The roof of the tower has been lost. Many of the windows contained stained glass. There was a ring of eight bells, cast in 1818 by William Dobson of Downham Market at a cost of £645; as a result of the fire in 1941, five of the bells fell from the tower and the other three were badly cracked. The clock, made by Roskell's of Derby fell to the ground; the three-manual pipe organ was destroyed in the fire. It had been made by Gray and Davison in 1865, improvements had been made to it by Rushworth and Dreaper in 1902. St Luke's is constructed in ashlar sandstone, is in Perpendicular style, its plan consists of a five-bay nave, a four-bay chancel with an apsidal end, a west tower. There are porches in the angles between the tower and the nave, between the nave and the chancel; the tower is with polygonal buttresses at the corners. The bottom stage of the tower contains a west entrance. In the middle stage, on all sides, are three-light windows, a traceried frieze, a clock face. In the top stage are four-light windows under ogival hood moulds.

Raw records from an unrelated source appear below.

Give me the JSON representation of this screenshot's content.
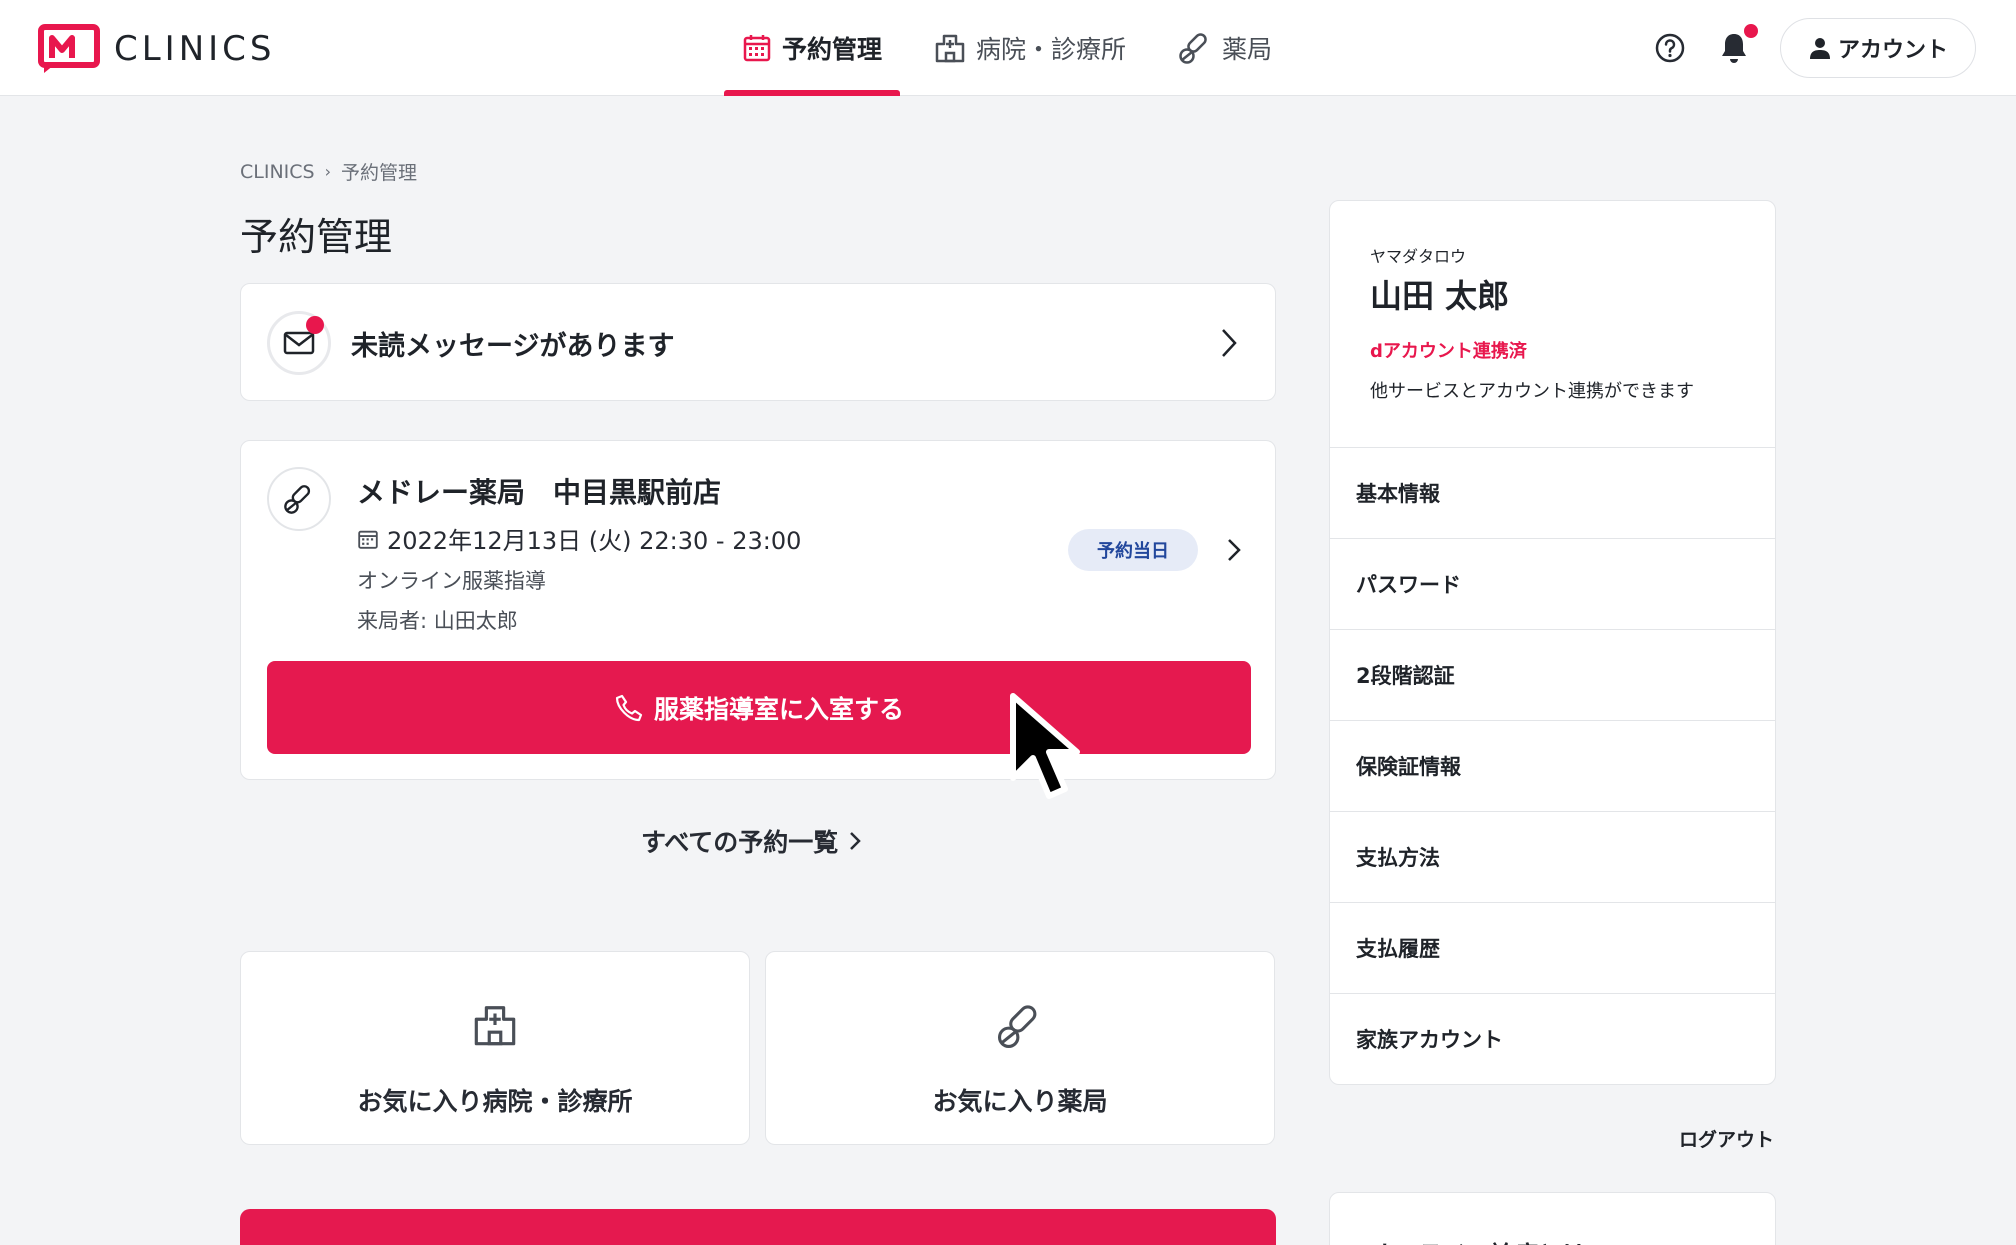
{
  "brand": {
    "name": "CLINICS",
    "color": "#e8174d"
  },
  "nav": {
    "items": [
      {
        "label": "予約管理",
        "icon": "calendar-icon",
        "active": true
      },
      {
        "label": "病院・診療所",
        "icon": "hospital-icon",
        "active": false
      },
      {
        "label": "薬局",
        "icon": "pill-icon",
        "active": false
      }
    ]
  },
  "header": {
    "help_icon": "help-icon",
    "bell_icon": "bell-icon",
    "account_label": "アカウント"
  },
  "breadcrumb": {
    "root": "CLINICS",
    "current": "予約管理"
  },
  "page": {
    "title": "予約管理"
  },
  "message_card": {
    "text": "未読メッセージがあります"
  },
  "reservation": {
    "name": "メドレー薬局　中目黒駅前店",
    "datetime": "2022年12月13日 (火) 22:30 - 23:00",
    "type": "オンライン服薬指導",
    "visitor": "来局者: 山田太郎",
    "badge": "予約当日",
    "button_label": "服薬指導室に入室する"
  },
  "all_reservations_link": "すべての予約一覧",
  "favorites": [
    {
      "label": "お気に入り病院・診療所",
      "icon": "hospital-icon"
    },
    {
      "label": "お気に入り薬局",
      "icon": "pill-icon"
    }
  ],
  "profile": {
    "kana": "ヤマダタロウ",
    "name": "山田 太郎",
    "linked": "dアカウント連携済",
    "link_desc": "他サービスとアカウント連携ができます",
    "menu": [
      "基本情報",
      "パスワード",
      "2段階認証",
      "保険証情報",
      "支払方法",
      "支払履歴",
      "家族アカウント"
    ]
  },
  "logout_label": "ログアウト",
  "sidebar_bottom_title": "オンライン診療とは"
}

At the summit of the tower is a battlemented parapet, with flat-headed pinnacles at the corners. Within the tower is the surviving cast iron bell frame, made in 1828 by George Gilliband; this is considered to be the first metal bell frame to be made in the world. Along the sides of the nave are five three-light windows, separated by panelled buttresses that rise to crocketed pinnacles; the windows at the sides of the chancel have three lights, the east window has five lights. The chancel buttresses rise to octagonal finials with flat tops. Inside the church is a surviving brick chancel arch. Under the church is a crypt, not accessible to the general public. One of its windows has retained stained glass; the area around the church has never been used for burials, was laid out as a garden in 1885. It was enclosed by a solid wall, with doorways under pointed arches; this was replaced between 1832 by John Foster, junior, by the current enclosure. This consists of cast iron railings on sandstone plinth walls, cast iron gates between sandstone piers.

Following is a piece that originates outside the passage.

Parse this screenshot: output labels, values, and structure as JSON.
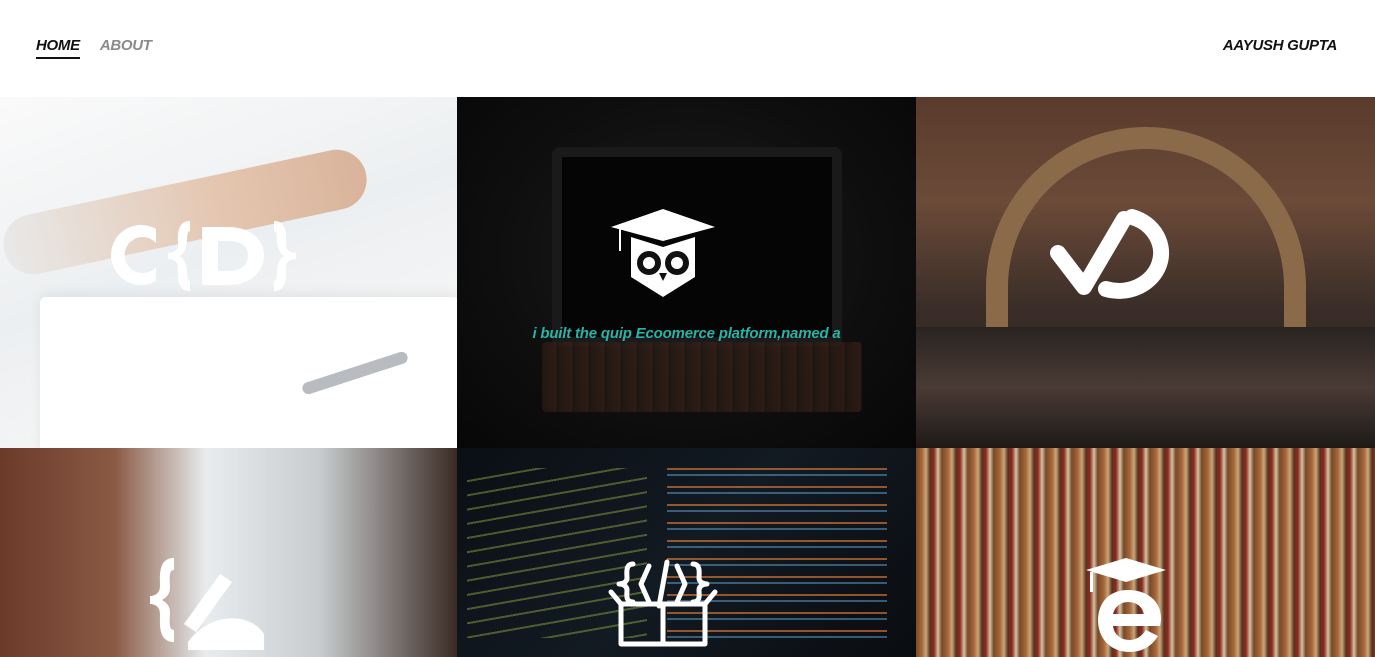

Steps lead down on all sides to the surrounding streets. The gate piers are panelled, have crocketed heads; the whole structure was designa